The Hong Kong dollar, is the eighth most traded currency in the world, said a friend when we were vacillating about visiting the city. So don't worry, it's a great holiday destination. Arriving there, yes we were stunned with New York, but Hong Kong is without a doubt the hub for modern architecture and is considered the world's most vertical city. Being a financial hub too, the city of Hong Kong has one of the highest per- capita incomes in the world, and happily boasts of a highly developed transportation network, apparently the best in the world.
Hong Kong boasts of lots of other international ranking too - its economic freedom, financial and economic competitiveness, quality of life, corruption control, and the Human Development Index are all ranked very high.

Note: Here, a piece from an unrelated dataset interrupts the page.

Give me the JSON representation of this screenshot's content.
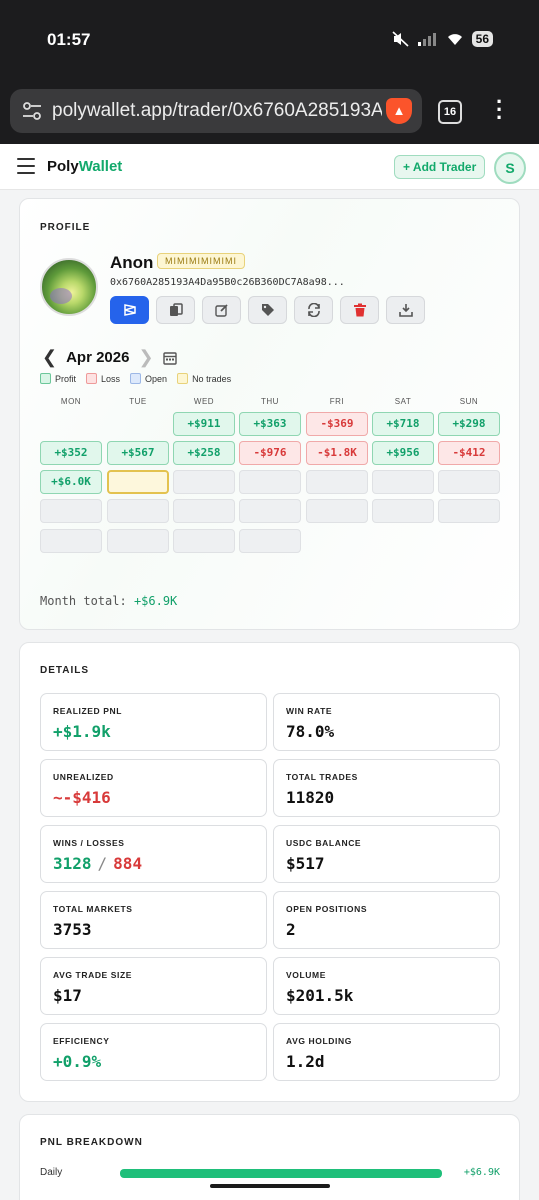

Victoria Peak is a mountain which is a must-visit in Hong Kong. Located in the western half of Hong Kong Island it is 552 m tall, and it is the highest mountain on the island. The actual peak Victoria Peak is closed to the public, but the views over Central, Victoria Harbour, and the surrounding islands is what brings in the tourists. With some seven million visitors every year, the Peak is a major tourist attraction of Hong Kong. It offers spectacular views of the city and its harbours. Shopaholics can also enjoy the two major leisure and shopping centres called - the Peak Tower and the Peak Galleria, situated adjacent to each other.
Take the funicular railway up from Hong Kong's Central district to The Peak Tower. Get to the top of the Peak also by taxi via the circuitous Peak Road, or by walking up the steep Old Peak Road from near the Zoological Botanical Gardens.
Victoria Harbour is a natural harbour situated between Hong Kong Island and the Kowloon Peninsula. In days gone by its strategic location on the South China Sea were instrumental in Hong Kong's establishment as a British colony and its subsequent development as a trading centre.
The harbour's spectacular views, is a must -see while in Hong Kong. The annual fireworks displays are held here and its famous promenades are popular gathering places for tourists and residents.
Another big draw for tourists is Hong Kong's Disneyland which was built on reclaimed land in Penny's Bay, Lantau Island. The park opened to visitors in 2005 and Disney rather than face cultural backlash he incorporated Chinese culture, customs, and traditions when designing and building the resort, including adherence to the rules of Feng Shui. For instance, a bend was put in a walkway near the Hong Kong Disneyland Resort entrance so good "qi" (chi) energy wouldn't flow into the South China Sea.
Tian Tan Giant Buddha or the Big Buddha park in Disneyland, is one of the city's most impressive sights and should be on any sightseeing list. Also known as the Big Buddha, the large bronze statue of a Buddha, sits on a lotus throne on top of a three-platform altar and is surrounded by six smaller bronze statues known as "The Offering of the Six Devas" offering flowers, incense, lamp, ointment, fruit, and music to the Buddha.
The Buddha is 34 metres tall, weighs 250 metric tons, can reputedly be seen from as far away as Macau on a clear day. Serene and dignified, the Buddha faces north, which is unique among the great Buddha statues, as all others face south.
A lot of visitors to Hong Kong enjoy the legal gambling that is on offer. We were not into that so can't really give you any inside info there, but visitors to Hong Kong do enjoy a round of gambling just for fun, is what we have personally heard.